- (Looks like we've now caught up with that problem of not consuming enough, eh?)
- Teddy Roosevelt claimed that as a white and masterful race, we pretty much should be controlling more and more of the world, and we expanded into Hawaii, tried to get into Cuba, and much of the Caribbean and Pacific in general.
- Winston Churchill was also a racist dick in his disapproval and fear of a negro-run Haiti.
- Several years after the Cuban war, the chief of the Bureau of Foreign Commerce of the Department of Commerce wrote about that period: "The Spanish-American War was but an incident of a general movement of expansion which had its roots in the changed environment of an industrial capacity far beyond our domestic powers of consumption. It was seen to be necessary for us not only to find foreign purchasers for our goods, but to provide the means of making access to foreign markets easy, economical and safe."
- Labor unions, on the other hand, were against this. When the Maine exploded and the press went crazy, the unions claimed that many more of their numbers died tragically but that the "carnival of carnage that takes place every day, month and year in the realm of industry, the thousands of useful lives that are annually sacrificed to the Moloch of greed, the blood tribute paid by labor to capitalism, brings forth no shout for vengeance and reparation."
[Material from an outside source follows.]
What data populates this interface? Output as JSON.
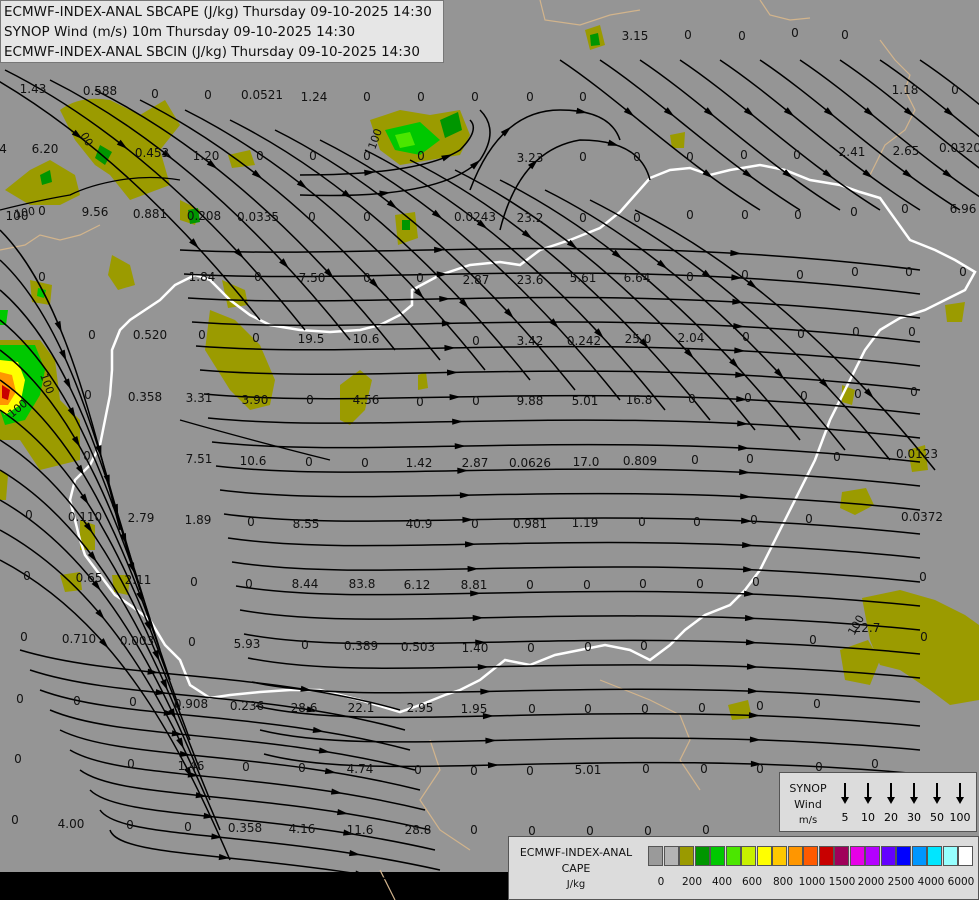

- In the Spanish American War, we pretty much ignored the independence of Cuba and strong-armed them to sign an agreement saying we could come over and bug them anytime we wanted.
- The U.S continued to expand in the Pacific. McKinley said he didn't really want the Philippines at first, but eventually God told him that they couldn't give it back to Europe or leave it to its own barbaric self, so they/we had to take the Philippines to "educate the Filipinos, and uplift and civilize and Christianize them, and by God's grace do the very best we could by them, as our fellow men for whom Christ also died."
- Really, though, we needed to take the Philippines to steal their natural resources and to have another port on the way to China, where the hundreds of thousands of people there would be the 'natural' buyers of our surpluses. Not to mention they were just Orientals, a different, lesser caliber of people than Americans or Europeans. Many tens of thousands of Americans and Filipinos died in the ensuing conflicts.
- Black men in the U.S. were conflicted between fighting for the cause in order to better their shaky station in the States and abstaining from fighting because they could not advance in the military and because they were quite obviously killing brown people abroad. Black soldiers fighting for the interests of white capitalism were denied service at drugstores and other places of business. They were segregated in some ways but expected to fight just like whites in others.
- Through imperialism in the Caribbean and the Pacific, the country saw once again that whites with money catered to their own interests and used blacks and poor workingmen white to do their dirty work.
Tuesday, December 27, 2011
Notes on "The Empire and the People"